*Data under study:*
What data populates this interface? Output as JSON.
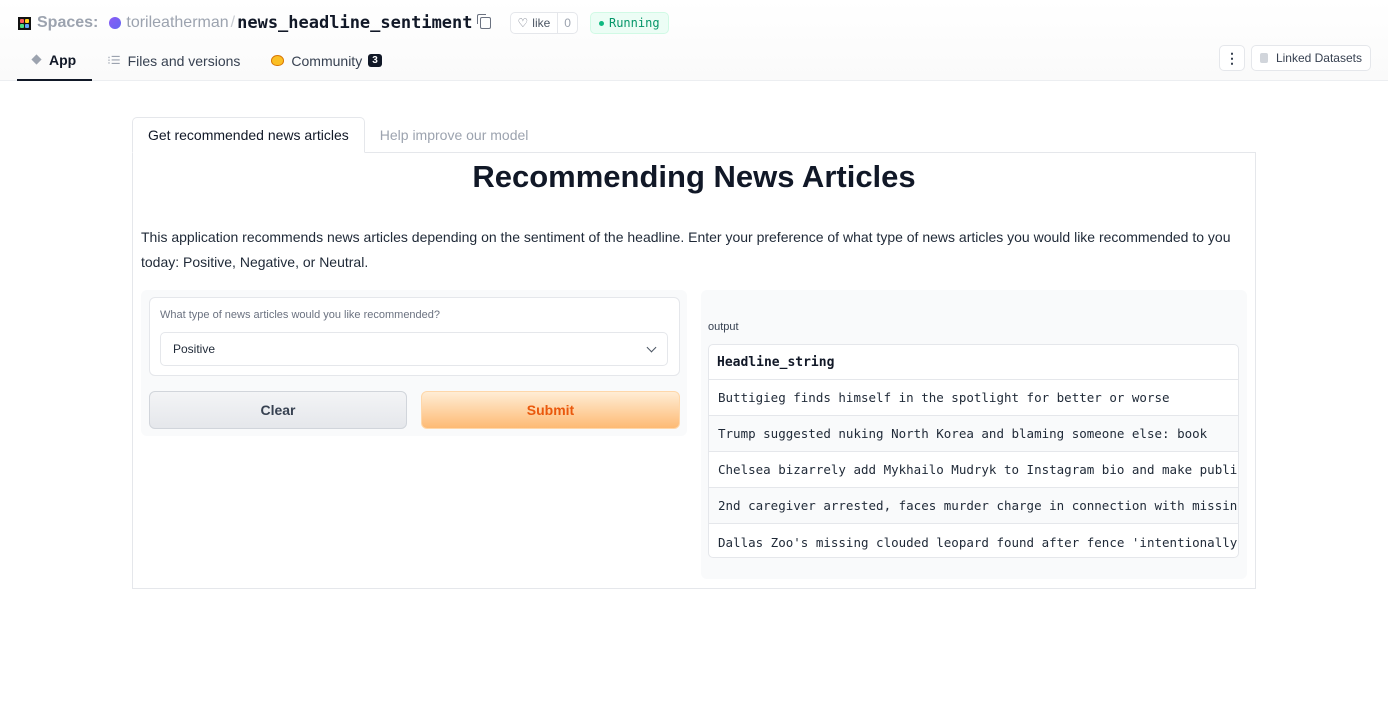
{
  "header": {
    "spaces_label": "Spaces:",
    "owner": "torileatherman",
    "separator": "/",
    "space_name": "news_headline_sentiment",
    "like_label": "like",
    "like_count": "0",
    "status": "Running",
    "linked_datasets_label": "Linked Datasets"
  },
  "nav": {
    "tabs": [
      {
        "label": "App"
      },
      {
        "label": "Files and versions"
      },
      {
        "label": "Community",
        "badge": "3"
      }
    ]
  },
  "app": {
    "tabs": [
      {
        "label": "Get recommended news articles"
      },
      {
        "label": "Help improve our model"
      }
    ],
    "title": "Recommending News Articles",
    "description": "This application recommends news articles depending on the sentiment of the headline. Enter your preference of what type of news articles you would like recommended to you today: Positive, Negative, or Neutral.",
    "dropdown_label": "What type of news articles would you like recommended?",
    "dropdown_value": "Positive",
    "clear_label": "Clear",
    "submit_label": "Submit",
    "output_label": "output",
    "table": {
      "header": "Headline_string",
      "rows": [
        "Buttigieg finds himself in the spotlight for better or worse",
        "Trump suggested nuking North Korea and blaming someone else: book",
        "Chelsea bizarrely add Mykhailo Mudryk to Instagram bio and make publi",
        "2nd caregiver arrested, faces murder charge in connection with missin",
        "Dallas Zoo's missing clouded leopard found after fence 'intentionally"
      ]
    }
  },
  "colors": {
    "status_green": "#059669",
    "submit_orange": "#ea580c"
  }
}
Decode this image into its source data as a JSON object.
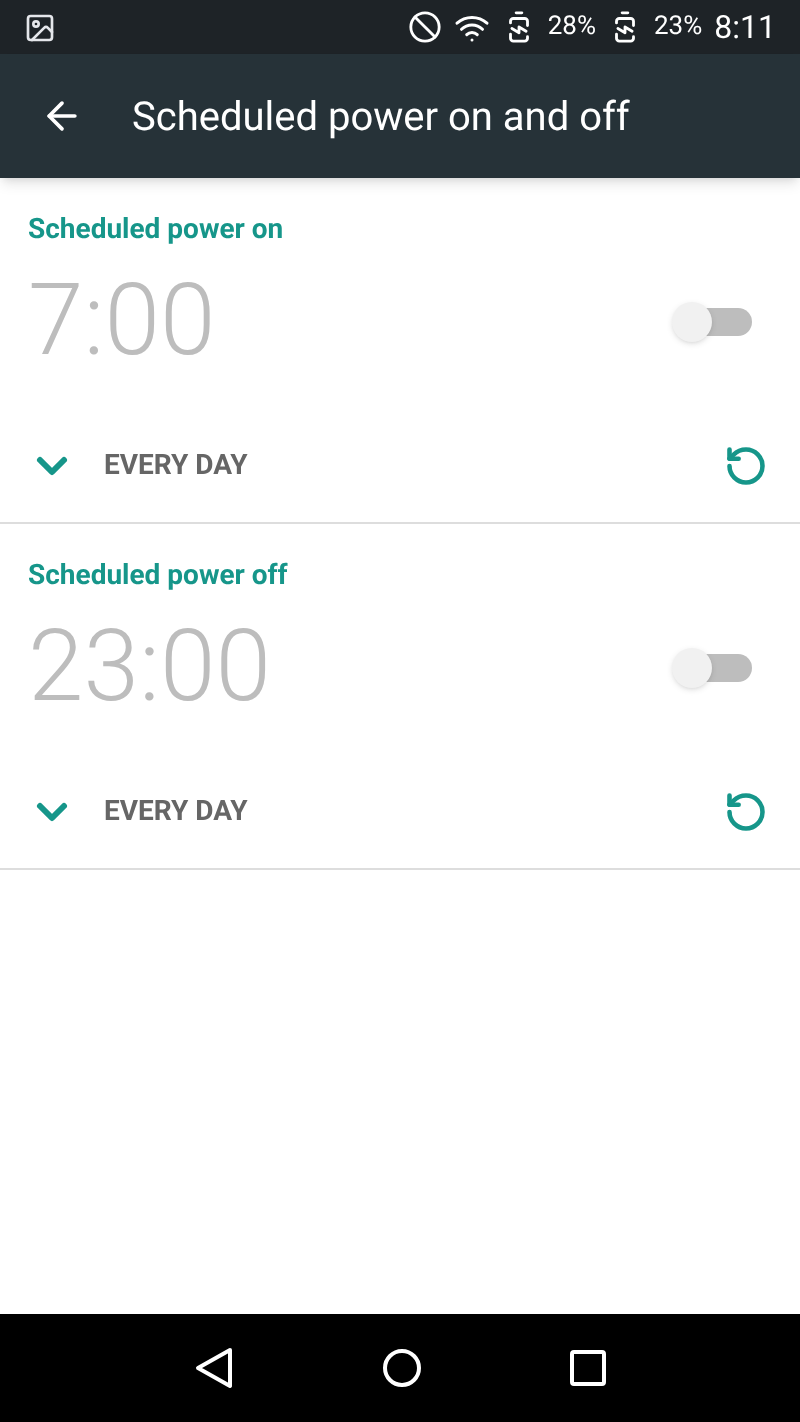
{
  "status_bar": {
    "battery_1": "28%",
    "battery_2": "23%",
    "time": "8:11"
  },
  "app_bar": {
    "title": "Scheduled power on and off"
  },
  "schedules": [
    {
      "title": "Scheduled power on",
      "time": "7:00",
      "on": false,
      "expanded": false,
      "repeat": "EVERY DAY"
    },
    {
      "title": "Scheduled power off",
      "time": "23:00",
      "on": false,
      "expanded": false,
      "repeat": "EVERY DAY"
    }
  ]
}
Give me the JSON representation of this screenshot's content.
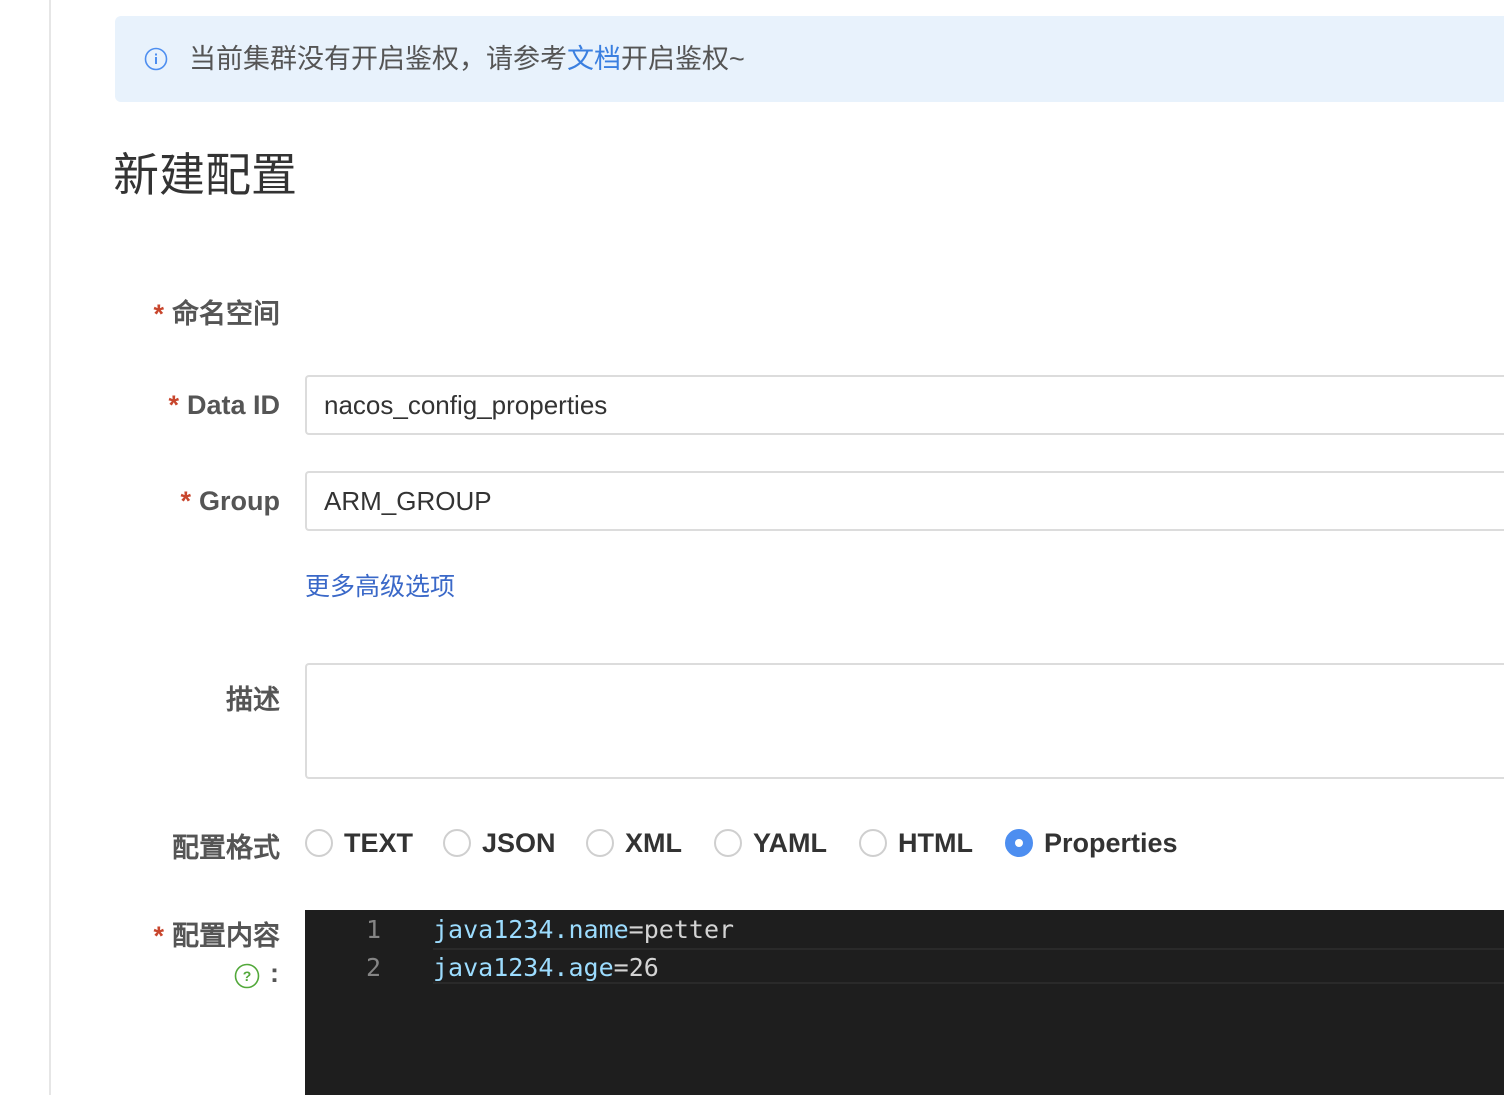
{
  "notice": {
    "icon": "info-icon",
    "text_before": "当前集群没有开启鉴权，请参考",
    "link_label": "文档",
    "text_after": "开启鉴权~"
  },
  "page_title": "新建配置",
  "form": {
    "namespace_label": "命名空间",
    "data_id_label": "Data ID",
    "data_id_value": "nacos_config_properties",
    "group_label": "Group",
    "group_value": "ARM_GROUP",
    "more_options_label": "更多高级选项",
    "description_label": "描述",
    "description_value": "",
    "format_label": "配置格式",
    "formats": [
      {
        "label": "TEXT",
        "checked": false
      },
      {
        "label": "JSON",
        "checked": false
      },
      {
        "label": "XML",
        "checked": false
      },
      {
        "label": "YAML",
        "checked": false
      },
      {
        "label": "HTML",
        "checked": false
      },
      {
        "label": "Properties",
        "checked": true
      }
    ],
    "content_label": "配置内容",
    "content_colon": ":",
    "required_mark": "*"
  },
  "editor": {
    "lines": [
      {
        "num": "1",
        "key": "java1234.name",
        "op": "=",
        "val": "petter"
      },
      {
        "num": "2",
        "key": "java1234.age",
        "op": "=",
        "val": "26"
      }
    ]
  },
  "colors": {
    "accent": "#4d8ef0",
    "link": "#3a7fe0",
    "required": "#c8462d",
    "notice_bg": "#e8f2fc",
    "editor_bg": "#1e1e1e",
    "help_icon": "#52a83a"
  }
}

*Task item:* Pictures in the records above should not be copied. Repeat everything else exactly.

*Output below:*
What data populates this interface? Output as JSON.
{
  "header": {
    "spaces_label": "Spaces:",
    "owner": "torileatherman",
    "separator": "/",
    "space_name": "news_headline_sentiment",
    "like_label": "like",
    "like_count": "0",
    "status": "Running",
    "linked_datasets_label": "Linked Datasets"
  },
  "nav": {
    "tabs": [
      {
        "label": "App"
      },
      {
        "label": "Files and versions"
      },
      {
        "label": "Community",
        "badge": "3"
      }
    ]
  },
  "app": {
    "tabs": [
      {
        "label": "Get recommended news articles"
      },
      {
        "label": "Help improve our model"
      }
    ],
    "title": "Recommending News Articles",
    "description": "This application recommends news articles depending on the sentiment of the headline. Enter your preference of what type of news articles you would like recommended to you today: Positive, Negative, or Neutral.",
    "dropdown_label": "What type of news articles would you like recommended?",
    "dropdown_value": "Positive",
    "clear_label": "Clear",
    "submit_label": "Submit",
    "output_label": "output",
    "table": {
      "header": "Headline_string",
      "rows": [
        "Buttigieg finds himself in the spotlight for better or worse",
        "Trump suggested nuking North Korea and blaming someone else: book",
        "Chelsea bizarrely add Mykhailo Mudryk to Instagram bio and make publi",
        "2nd caregiver arrested, faces murder charge in connection with missin",
        "Dallas Zoo's missing clouded leopard found after fence 'intentionally"
      ]
    }
  },
  "colors": {
    "status_green": "#059669",
    "submit_orange": "#ea580c"
  }
}
Decode this image into its source data as a JSON object.
{
  "status_bar": {
    "battery_1": "28%",
    "battery_2": "23%",
    "time": "8:11"
  },
  "app_bar": {
    "title": "Scheduled power on and off"
  },
  "schedules": [
    {
      "title": "Scheduled power on",
      "time": "7:00",
      "on": false,
      "expanded": false,
      "repeat": "EVERY DAY"
    },
    {
      "title": "Scheduled power off",
      "time": "23:00",
      "on": false,
      "expanded": false,
      "repeat": "EVERY DAY"
    }
  ]
}
Give me the JSON representation of this screenshot's content.
{
  "notice": {
    "icon": "info-icon",
    "text_before": "当前集群没有开启鉴权，请参考",
    "link_label": "文档",
    "text_after": "开启鉴权~"
  },
  "page_title": "新建配置",
  "form": {
    "namespace_label": "命名空间",
    "data_id_label": "Data ID",
    "data_id_value": "nacos_config_properties",
    "group_label": "Group",
    "group_value": "ARM_GROUP",
    "more_options_label": "更多高级选项",
    "description_label": "描述",
    "description_value": "",
    "format_label": "配置格式",
    "formats": [
      {
        "label": "TEXT",
        "checked": false
      },
      {
        "label": "JSON",
        "checked": false
      },
      {
        "label": "XML",
        "checked": false
      },
      {
        "label": "YAML",
        "checked": false
      },
      {
        "label": "HTML",
        "checked": false
      },
      {
        "label": "Properties",
        "checked": true
      }
    ],
    "content_label": "配置内容",
    "content_colon": ":",
    "required_mark": "*"
  },
  "editor": {
    "lines": [
      {
        "num": "1",
        "key": "java1234.name",
        "op": "=",
        "val": "petter"
      },
      {
        "num": "2",
        "key": "java1234.age",
        "op": "=",
        "val": "26"
      }
    ]
  },
  "colors": {
    "accent": "#4d8ef0",
    "link": "#3a7fe0",
    "required": "#c8462d",
    "notice_bg": "#e8f2fc",
    "editor_bg": "#1e1e1e",
    "help_icon": "#52a83a"
  }
}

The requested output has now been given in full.